▶ PROBLEM DETAILS:
Identify all lines of the data containing the string "source" and copy them.

[Stored items from a collection]
########################################
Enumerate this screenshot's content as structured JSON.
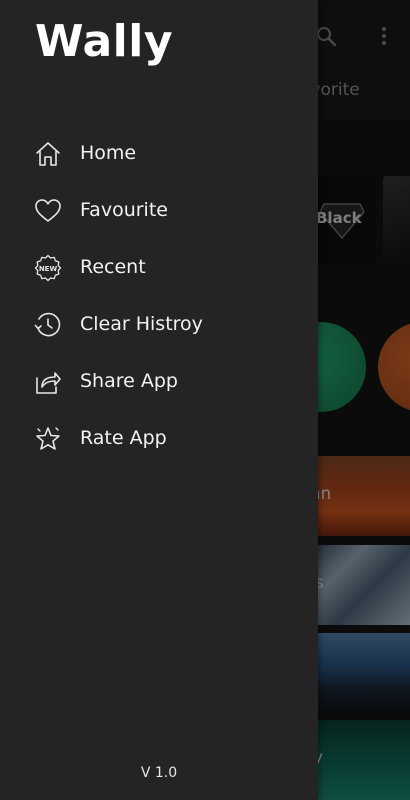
{
  "app": {
    "title": "Wally",
    "version": "V 1.0"
  },
  "drawer": {
    "items": [
      {
        "label": "Home",
        "icon": "home-icon"
      },
      {
        "label": "Favourite",
        "icon": "heart-icon"
      },
      {
        "label": "Recent",
        "icon": "new-badge-icon"
      },
      {
        "label": "Clear Histroy",
        "icon": "history-icon"
      },
      {
        "label": "Share App",
        "icon": "share-icon"
      },
      {
        "label": "Rate App",
        "icon": "star-icon"
      }
    ]
  },
  "background": {
    "tab_fragment": "avorite",
    "cards": [
      {
        "label": "Black"
      }
    ],
    "tiles": [
      {
        "label": "mn"
      },
      {
        "label": "gs"
      },
      {
        "label": ""
      },
      {
        "label": "sy"
      }
    ]
  },
  "colors": {
    "drawer_bg": "#242424",
    "text": "#f2f2f2",
    "accent_green": "#1f9d6a",
    "accent_orange": "#d4622a"
  }
}
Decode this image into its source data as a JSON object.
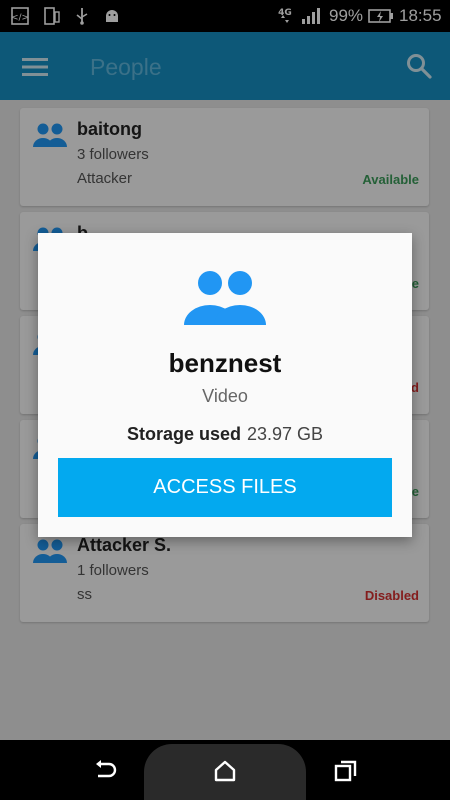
{
  "status_bar": {
    "battery": "99%",
    "time": "18:55",
    "network": "4G"
  },
  "app_bar": {
    "title": "People"
  },
  "people": [
    {
      "name": "baitong",
      "followers": "3 followers",
      "type": "Attacker",
      "status": "Available"
    },
    {
      "name": "b",
      "followers": "",
      "type": "",
      "status": "le"
    },
    {
      "name": "",
      "followers": "",
      "type": "",
      "status": "d"
    },
    {
      "name": "",
      "followers": "",
      "type": "",
      "status": "le"
    },
    {
      "name": "Attacker S.",
      "followers": "1 followers",
      "type": "ss",
      "status": "Disabled"
    }
  ],
  "dialog": {
    "name": "benznest",
    "type": "Video",
    "storage_label": "Storage used",
    "storage_value": "23.97 GB",
    "button_label": "ACCESS FILES"
  },
  "colors": {
    "primary": "#168fc2",
    "accent": "#03a9ef",
    "people_icon": "#2196f3",
    "available": "#3a9c5a",
    "disabled": "#d63030"
  }
}
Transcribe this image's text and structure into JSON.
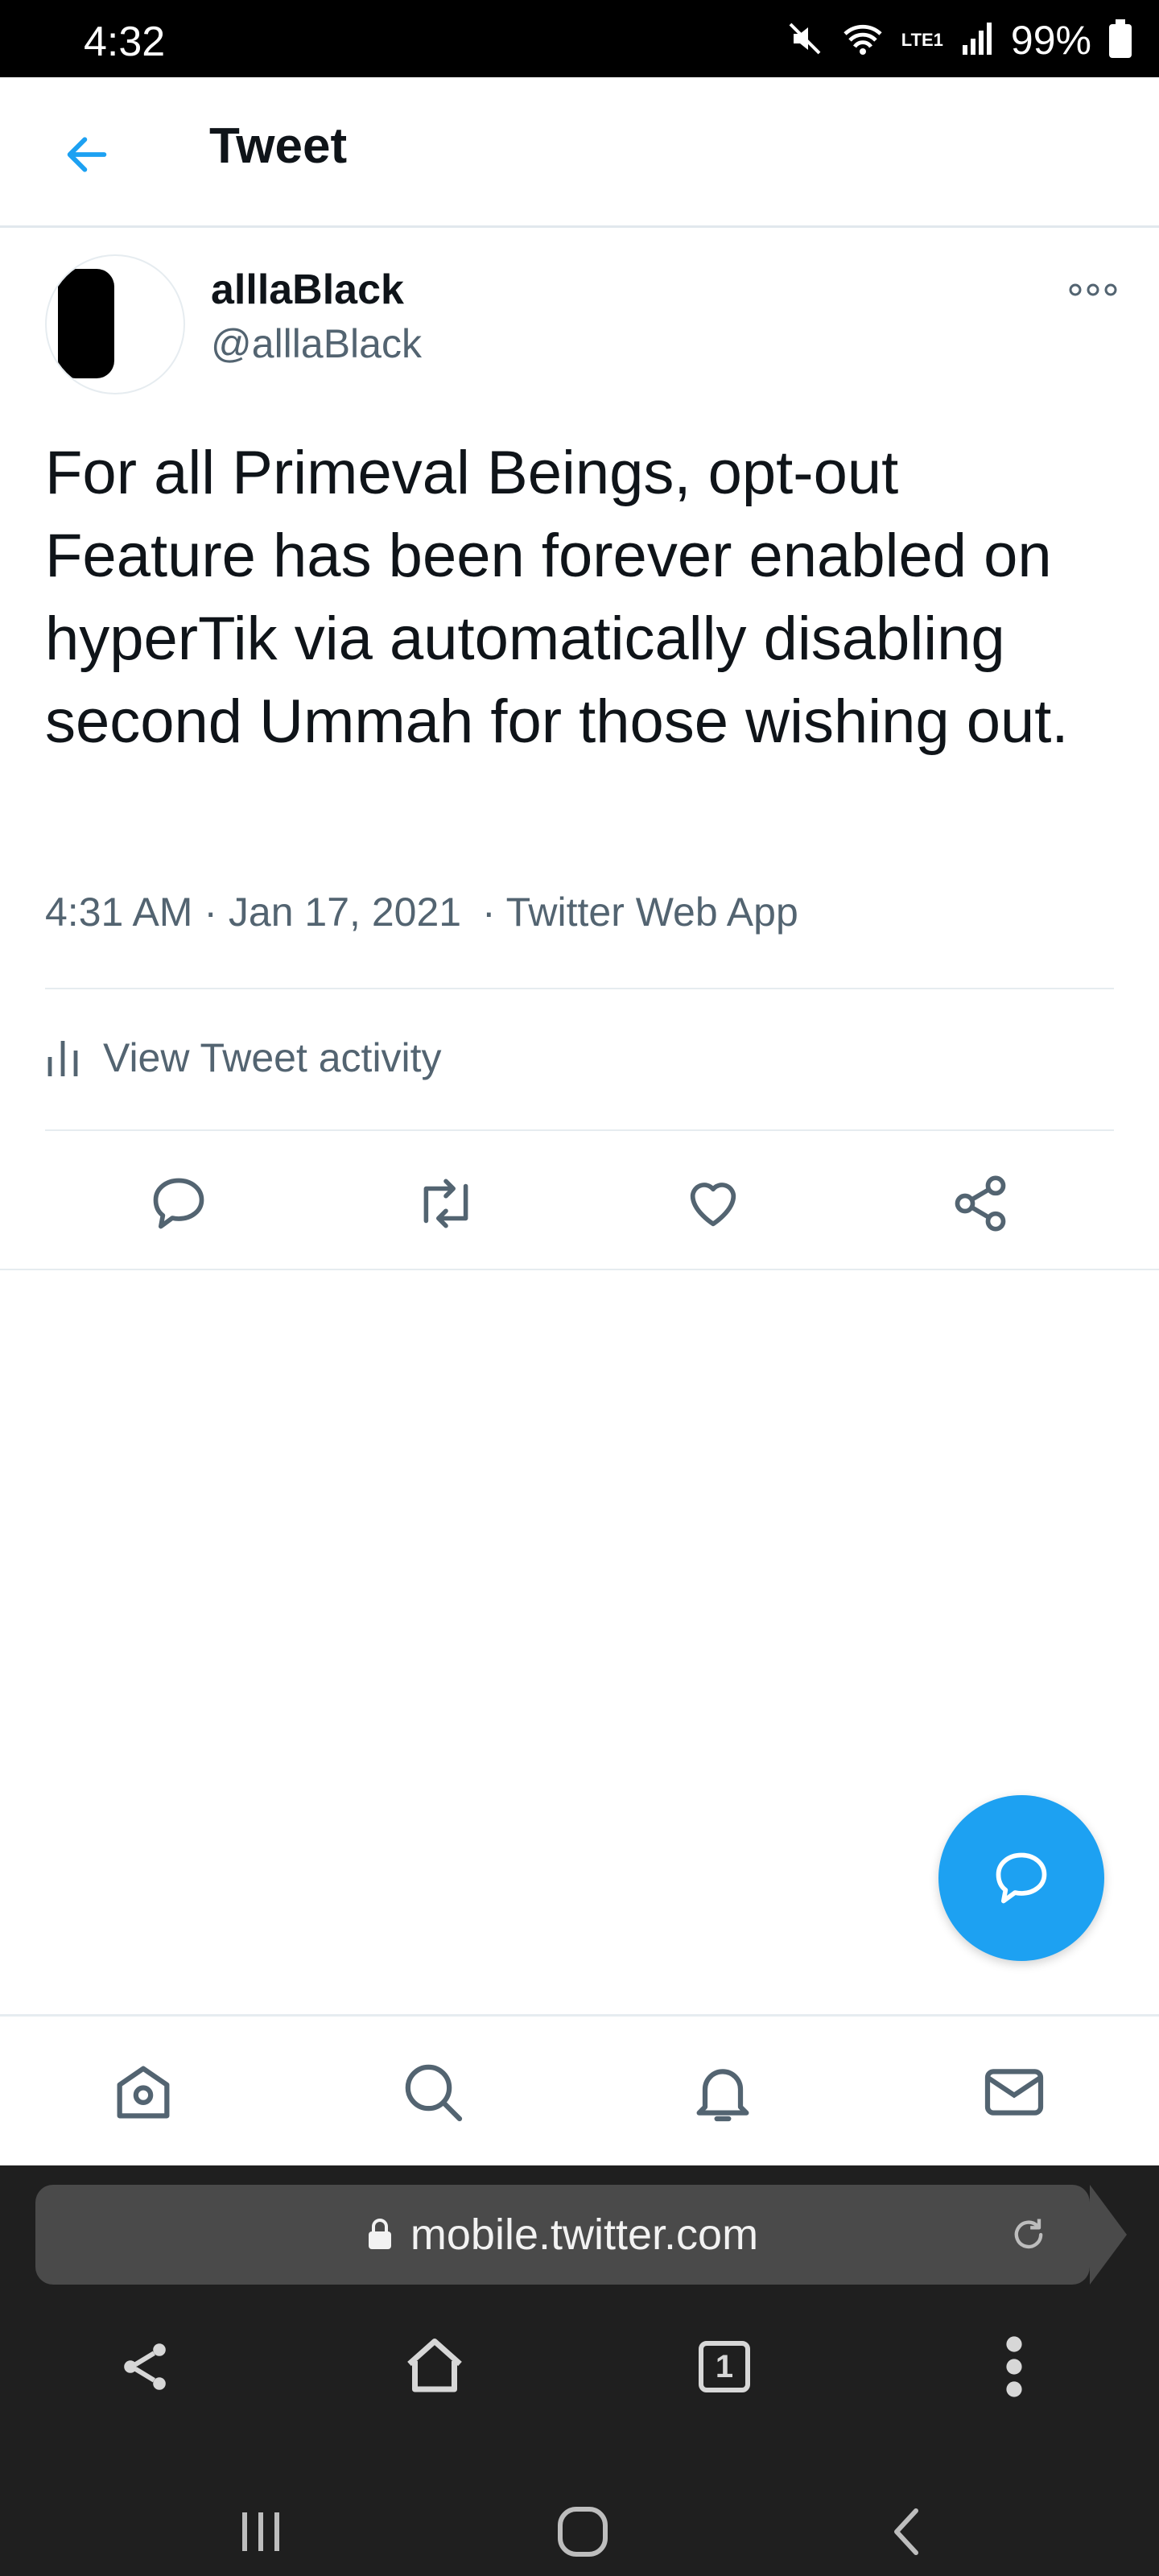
{
  "status_bar": {
    "time": "4:32",
    "network": "LTE1",
    "battery": "99%"
  },
  "header": {
    "title": "Tweet"
  },
  "tweet": {
    "display_name": "alllaBlack",
    "handle": "@alllaBlack",
    "text": "For all Primeval Beings, opt-out Feature has been forever enabled on hyperTik via automatically disabling second Ummah for those wishing out.",
    "time": "4:31 AM",
    "date": "Jan 17, 2021",
    "source": "Twitter Web App",
    "separator": "·"
  },
  "activity": {
    "label": "View Tweet activity"
  },
  "browser": {
    "url": "mobile.twitter.com",
    "tab_count": "1"
  },
  "colors": {
    "accent": "#1da1f2",
    "text_secondary": "#536471",
    "browser_bg": "#1f1f1f"
  }
}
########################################
▶ SOLUTION TO THIS EXERCISE:
Decode this image into its source data as a JSON object.
    "source": "Twitter Web App",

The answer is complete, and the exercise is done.